SAMSA has external surveyors that directly report to them. They help SAMSA in its mandate of ensuring safety of life at sea, the environment whilst ensuring that the boats comply with local general safety regulations for safe operations.

These external surveyors cover all waterways that SAMSA otherwise cannot get easy access to and they are appointed by the Principal officer of that region and report directly to him/ her.

These external surveyors must be audited by the principal officer (PO) for that region of operation. We have had an opportunity to experience this process with PO Antoinette Keller during an audit carried out in Strand at one of our external surveys.

The process went seamlessly as there was a positive interaction between the external surveyor and the auditor.

Maritime Rescue Coordination Center (MRCC)

SAMSA’s three Marine Officer trainees; (Front, from Left Mr Esethu Hlokoza, Mr Taro Lombard and Ms Khanyisiwe Mthethwa with MRCC officials

During the 2nd week of October, we attended an introductory course on Search & Rescue at SAMSA’s Sea Watch & Rescue Centre incorporating the Maritime Rescue Coordinating Centre (MRCC) located in Cape Town. The MRCC is fully functional and operates 24/7 with the focus primarily on the safety of life and property at sea and which essentially involves the monitoring and constant evaluation of maritime safety information.

We got to learn what processes are followed once there is an incident at sea ranging from emergency evacuation to distress at sea, and how vessels are utilized to assist in emergencies especially pertaining to life safety. We got to also understand the relationship between Cape Town Radio and MRCC in terms of sharing information to facilitate assistance to vessels at sea

Marine Officers’ Training In Perspective

The SAMSA Marine Officer trainees are undergoing a maritime technical skills development schedule encompassing among others; theoretical and practical training in a wide range of areas inclusive of small vessel safety and surveying. For a broader and richer experience, led by senior and experienced SAMSA officers, among them lead trainer, Captain Jonathan Hartzenberg, this will entail their rotational periodic travel across the country to experience work with different sized and varied use vessels at all the country’s major ports and in some cases, small harbours as well as inland water spaces where boating activity takes place.

In the video below Capt. Hartzenberg and SAMSA Centre for Boating Manager, Ms Debbie James explain both the nature of the development programme as will its goals and objectives:


South Africa’s launch of its Internal Waters Strategy in October 22, a watershed moment towards effective and efficient management of the country’s inland waters, inclusive of dams as well as rivers.

South African Maritime Safety Authority (SAMSA)

The launch of South Africa’s Internal Water Strategy by the Department of Transport (DoT) along with the South African Maritime Safety Authority (SAMSA) on Friday, 22 October 2021 at the Lake Deneys Yacht Club marked a critical turning point in terms of efforts to manage effectively and efficiently the use of the country’s internal water spaces, comprising mainly rivers and dams for boating related activities.

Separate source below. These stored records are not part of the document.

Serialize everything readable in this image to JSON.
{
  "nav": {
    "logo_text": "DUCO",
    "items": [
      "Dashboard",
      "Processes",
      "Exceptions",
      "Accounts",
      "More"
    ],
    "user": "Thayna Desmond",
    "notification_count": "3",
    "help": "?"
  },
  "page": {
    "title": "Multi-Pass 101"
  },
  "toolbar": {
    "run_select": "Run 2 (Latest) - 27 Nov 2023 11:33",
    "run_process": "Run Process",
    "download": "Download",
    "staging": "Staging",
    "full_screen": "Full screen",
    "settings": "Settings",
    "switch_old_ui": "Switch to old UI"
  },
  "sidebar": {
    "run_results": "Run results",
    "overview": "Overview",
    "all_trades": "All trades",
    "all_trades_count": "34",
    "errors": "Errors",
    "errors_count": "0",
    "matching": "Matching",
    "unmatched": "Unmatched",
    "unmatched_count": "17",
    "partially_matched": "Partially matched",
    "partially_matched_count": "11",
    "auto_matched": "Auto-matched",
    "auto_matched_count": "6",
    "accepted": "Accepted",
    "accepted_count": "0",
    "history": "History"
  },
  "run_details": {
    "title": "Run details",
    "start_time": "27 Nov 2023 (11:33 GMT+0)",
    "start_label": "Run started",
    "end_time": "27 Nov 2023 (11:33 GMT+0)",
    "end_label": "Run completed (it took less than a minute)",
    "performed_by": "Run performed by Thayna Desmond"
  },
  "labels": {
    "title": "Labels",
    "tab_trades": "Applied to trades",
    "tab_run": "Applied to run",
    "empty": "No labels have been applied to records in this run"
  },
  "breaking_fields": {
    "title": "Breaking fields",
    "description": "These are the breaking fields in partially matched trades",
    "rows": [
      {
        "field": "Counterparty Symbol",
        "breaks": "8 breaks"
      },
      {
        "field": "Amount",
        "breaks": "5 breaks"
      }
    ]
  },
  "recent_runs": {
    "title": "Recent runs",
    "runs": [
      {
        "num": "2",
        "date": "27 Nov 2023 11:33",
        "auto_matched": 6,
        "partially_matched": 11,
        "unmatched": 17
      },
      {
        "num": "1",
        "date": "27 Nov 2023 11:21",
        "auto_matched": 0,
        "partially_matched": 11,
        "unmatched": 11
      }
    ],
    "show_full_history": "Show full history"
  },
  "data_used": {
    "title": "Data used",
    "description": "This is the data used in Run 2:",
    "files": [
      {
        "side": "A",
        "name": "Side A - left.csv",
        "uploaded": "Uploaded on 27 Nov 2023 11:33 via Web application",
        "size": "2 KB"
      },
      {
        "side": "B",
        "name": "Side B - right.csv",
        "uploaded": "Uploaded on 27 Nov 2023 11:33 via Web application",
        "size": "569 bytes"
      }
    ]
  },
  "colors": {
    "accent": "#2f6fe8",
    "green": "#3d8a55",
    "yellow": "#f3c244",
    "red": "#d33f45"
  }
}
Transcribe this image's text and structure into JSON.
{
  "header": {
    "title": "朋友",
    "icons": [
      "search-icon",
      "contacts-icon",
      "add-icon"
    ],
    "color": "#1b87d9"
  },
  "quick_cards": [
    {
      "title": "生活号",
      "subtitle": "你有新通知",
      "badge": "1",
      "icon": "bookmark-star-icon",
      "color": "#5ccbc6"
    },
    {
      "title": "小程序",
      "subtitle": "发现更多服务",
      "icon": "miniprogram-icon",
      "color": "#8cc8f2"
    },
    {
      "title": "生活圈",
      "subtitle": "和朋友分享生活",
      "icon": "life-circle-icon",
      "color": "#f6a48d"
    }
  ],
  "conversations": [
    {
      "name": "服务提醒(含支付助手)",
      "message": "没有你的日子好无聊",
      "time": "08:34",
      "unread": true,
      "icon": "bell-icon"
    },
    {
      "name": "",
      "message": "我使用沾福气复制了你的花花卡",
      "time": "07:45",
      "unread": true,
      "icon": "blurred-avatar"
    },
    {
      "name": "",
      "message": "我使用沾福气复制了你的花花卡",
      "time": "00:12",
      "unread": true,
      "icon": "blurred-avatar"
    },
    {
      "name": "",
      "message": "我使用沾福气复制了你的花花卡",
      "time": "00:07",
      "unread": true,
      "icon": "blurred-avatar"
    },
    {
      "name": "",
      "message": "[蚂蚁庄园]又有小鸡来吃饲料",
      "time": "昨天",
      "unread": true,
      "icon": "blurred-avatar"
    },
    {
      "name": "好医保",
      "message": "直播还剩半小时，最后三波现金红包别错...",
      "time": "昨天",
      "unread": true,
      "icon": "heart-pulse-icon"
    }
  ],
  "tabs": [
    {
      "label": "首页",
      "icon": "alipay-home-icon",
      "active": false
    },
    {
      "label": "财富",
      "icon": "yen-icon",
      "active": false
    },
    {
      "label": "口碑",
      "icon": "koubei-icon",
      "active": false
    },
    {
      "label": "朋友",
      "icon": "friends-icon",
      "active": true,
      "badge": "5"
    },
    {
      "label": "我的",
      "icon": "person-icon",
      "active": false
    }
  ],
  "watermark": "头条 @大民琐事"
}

That is according to SAMSA’s Centre for Boating Manager, Ms Debbie James, who along with senior officials of the agency inclusive of the Acting CEO, Ms Tsepiso Taoana-Mashiloane and Deputy Chief Operations Officer, Captain Vernon Keller; attended the event on the banks of the Vaal Dam.

Of particular interest and significance to SAMSA about the IWS is the formalisation of a legal framework for cooperative governance with various other authoritative structures in both government, the private sector and civil society in terms of collective action in efforts to improve conditions of inland water spaces use by the public.

For SAMSA, according to Ms James, is the need for expansive implementation of the boating regulations provided for in the IWS- linked Merchant Shipping (National Small Vessel Safety) Regulations 2007. In the video below, she outlines SAMSA’s perspective on the matter:

In the video below, Capt. Vernon Keller also weighed in briefly about the signiticance of the event in terms of boating and people ‘s safety on South Africa’s inland waters.